▶ **Required work**: Reproduce the whole of the records exactly, and make sure no picture is carried into the result.
START Input
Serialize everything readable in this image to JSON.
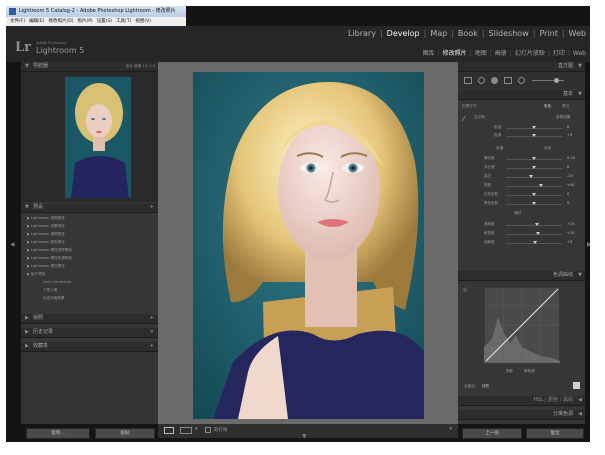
{
  "window": {
    "title": "Lightroom 5 Catalog-2 - Adobe Photoshop Lightroom - 修改照片",
    "menu": [
      "文件(F)",
      "编辑(E)",
      "修改照片(D)",
      "照片(P)",
      "设置(S)",
      "工具(T)",
      "视图(V)"
    ]
  },
  "identity": {
    "logo": "Lr",
    "adobe_small": "Adobe Photoshop",
    "app_name": "Lightroom 5"
  },
  "modules_en": {
    "items": [
      {
        "label": "Library",
        "active": false
      },
      {
        "label": "Develop",
        "active": true
      },
      {
        "label": "Map",
        "active": false
      },
      {
        "label": "Book",
        "active": false
      },
      {
        "label": "Slideshow",
        "active": false
      },
      {
        "label": "Print",
        "active": false
      },
      {
        "label": "Web",
        "active": false
      }
    ],
    "separator": "|"
  },
  "modules_cn": {
    "items": [
      {
        "label": "图库",
        "active": false
      },
      {
        "label": "修改照片",
        "active": true
      },
      {
        "label": "地图",
        "active": false
      },
      {
        "label": "画册",
        "active": false
      },
      {
        "label": "幻灯片放映",
        "active": false
      },
      {
        "label": "打印",
        "active": false
      },
      {
        "label": "Web",
        "active": false
      }
    ],
    "separator": "|"
  },
  "left_panel": {
    "navigator": {
      "title": "导航器",
      "zoom_options": [
        "适合",
        "填满",
        "1:1",
        "1:4"
      ]
    },
    "presets": {
      "title": "预设",
      "folders": [
        "Lightroom 常规预设",
        "Lightroom 效果预设",
        "Lightroom 视频预设",
        "Lightroom 颜色预设",
        "Lightroom 黑白滤镜预设",
        "Lightroom 黑白色调预设",
        "Lightroom 黑白预设",
        "用户预设"
      ],
      "user_presets": [
        "Lens Correction",
        "个性人像",
        "杂志封面效果"
      ]
    },
    "snapshots_title": "快照",
    "history_title": "历史记录",
    "collections_title": "收藏夹",
    "copy_button": "复制...",
    "paste_button": "粘贴"
  },
  "toolbar": {
    "softproof_label": "软打样"
  },
  "right_panel": {
    "histogram_title": "直方图",
    "basic": {
      "title": "基本",
      "treatment_label": "处理方式：",
      "treatment_options": [
        "彩色",
        "黑白"
      ],
      "wb_label": "白平衡：",
      "wb_value": "原照设置",
      "temp_label": "色温",
      "temp_value": "0",
      "tint_label": "色调",
      "tint_value": "+0",
      "tone_title": "色调",
      "auto_label": "自动",
      "tone_rows": [
        {
          "label": "曝光度",
          "value": "0.00",
          "pos": 0.5
        },
        {
          "label": "对比度",
          "value": "0",
          "pos": 0.5
        },
        {
          "label": "高光",
          "value": "-20",
          "pos": 0.44
        },
        {
          "label": "阴影",
          "value": "+40",
          "pos": 0.62
        },
        {
          "label": "白色色阶",
          "value": "0",
          "pos": 0.5
        },
        {
          "label": "黑色色阶",
          "value": "0",
          "pos": 0.5
        }
      ],
      "presence_title": "偏好",
      "presence_rows": [
        {
          "label": "清晰度",
          "value": "+15",
          "pos": 0.56
        },
        {
          "label": "鲜艳度",
          "value": "+20",
          "pos": 0.58
        },
        {
          "label": "饱和度",
          "value": "+5",
          "pos": 0.52
        }
      ]
    },
    "tone_curve": {
      "title": "色调曲线",
      "channel_label": "点曲线：",
      "channel_value": "线性",
      "zone_labels": [
        "阴影",
        "暗色调"
      ]
    },
    "hsl": {
      "title": "HSL",
      "tabs": [
        "HSL",
        "颜色",
        "黑白"
      ]
    },
    "split_toning": {
      "title": "分离色调"
    },
    "prev_button": "上一张",
    "reset_button": "复位"
  }
}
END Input
▶ **Task result**:
Serialize everything readable in this image to JSON.
{
  "window": {
    "title": "Lightroom 5 Catalog-2 - Adobe Photoshop Lightroom - 修改照片",
    "menu": [
      "文件(F)",
      "编辑(E)",
      "修改照片(D)",
      "照片(P)",
      "设置(S)",
      "工具(T)",
      "视图(V)"
    ]
  },
  "identity": {
    "logo": "Lr",
    "adobe_small": "Adobe Photoshop",
    "app_name": "Lightroom 5"
  },
  "modules_en": {
    "items": [
      {
        "label": "Library",
        "active": false
      },
      {
        "label": "Develop",
        "active": true
      },
      {
        "label": "Map",
        "active": false
      },
      {
        "label": "Book",
        "active": false
      },
      {
        "label": "Slideshow",
        "active": false
      },
      {
        "label": "Print",
        "active": false
      },
      {
        "label": "Web",
        "active": false
      }
    ],
    "separator": "|"
  },
  "modules_cn": {
    "items": [
      {
        "label": "图库",
        "active": false
      },
      {
        "label": "修改照片",
        "active": true
      },
      {
        "label": "地图",
        "active": false
      },
      {
        "label": "画册",
        "active": false
      },
      {
        "label": "幻灯片放映",
        "active": false
      },
      {
        "label": "打印",
        "active": false
      },
      {
        "label": "Web",
        "active": false
      }
    ],
    "separator": "|"
  },
  "left_panel": {
    "navigator": {
      "title": "导航器",
      "zoom_options": [
        "适合",
        "填满",
        "1:1",
        "1:4"
      ]
    },
    "presets": {
      "title": "预设",
      "folders": [
        "Lightroom 常规预设",
        "Lightroom 效果预设",
        "Lightroom 视频预设",
        "Lightroom 颜色预设",
        "Lightroom 黑白滤镜预设",
        "Lightroom 黑白色调预设",
        "Lightroom 黑白预设",
        "用户预设"
      ],
      "user_presets": [
        "Lens Correction",
        "个性人像",
        "杂志封面效果"
      ]
    },
    "snapshots_title": "快照",
    "history_title": "历史记录",
    "collections_title": "收藏夹",
    "copy_button": "复制...",
    "paste_button": "粘贴"
  },
  "toolbar": {
    "softproof_label": "软打样"
  },
  "right_panel": {
    "histogram_title": "直方图",
    "basic": {
      "title": "基本",
      "treatment_label": "处理方式：",
      "treatment_options": [
        "彩色",
        "黑白"
      ],
      "wb_label": "白平衡：",
      "wb_value": "原照设置",
      "temp_label": "色温",
      "temp_value": "0",
      "tint_label": "色调",
      "tint_value": "+0",
      "tone_title": "色调",
      "auto_label": "自动",
      "tone_rows": [
        {
          "label": "曝光度",
          "value": "0.00",
          "pos": 0.5
        },
        {
          "label": "对比度",
          "value": "0",
          "pos": 0.5
        },
        {
          "label": "高光",
          "value": "-20",
          "pos": 0.44
        },
        {
          "label": "阴影",
          "value": "+40",
          "pos": 0.62
        },
        {
          "label": "白色色阶",
          "value": "0",
          "pos": 0.5
        },
        {
          "label": "黑色色阶",
          "value": "0",
          "pos": 0.5
        }
      ],
      "presence_title": "偏好",
      "presence_rows": [
        {
          "label": "清晰度",
          "value": "+15",
          "pos": 0.56
        },
        {
          "label": "鲜艳度",
          "value": "+20",
          "pos": 0.58
        },
        {
          "label": "饱和度",
          "value": "+5",
          "pos": 0.52
        }
      ]
    },
    "tone_curve": {
      "title": "色调曲线",
      "channel_label": "点曲线：",
      "channel_value": "线性",
      "zone_labels": [
        "阴影",
        "暗色调"
      ]
    },
    "hsl": {
      "title": "HSL",
      "tabs": [
        "HSL",
        "颜色",
        "黑白"
      ]
    },
    "split_toning": {
      "title": "分离色调"
    },
    "prev_button": "上一张",
    "reset_button": "复位"
  }
}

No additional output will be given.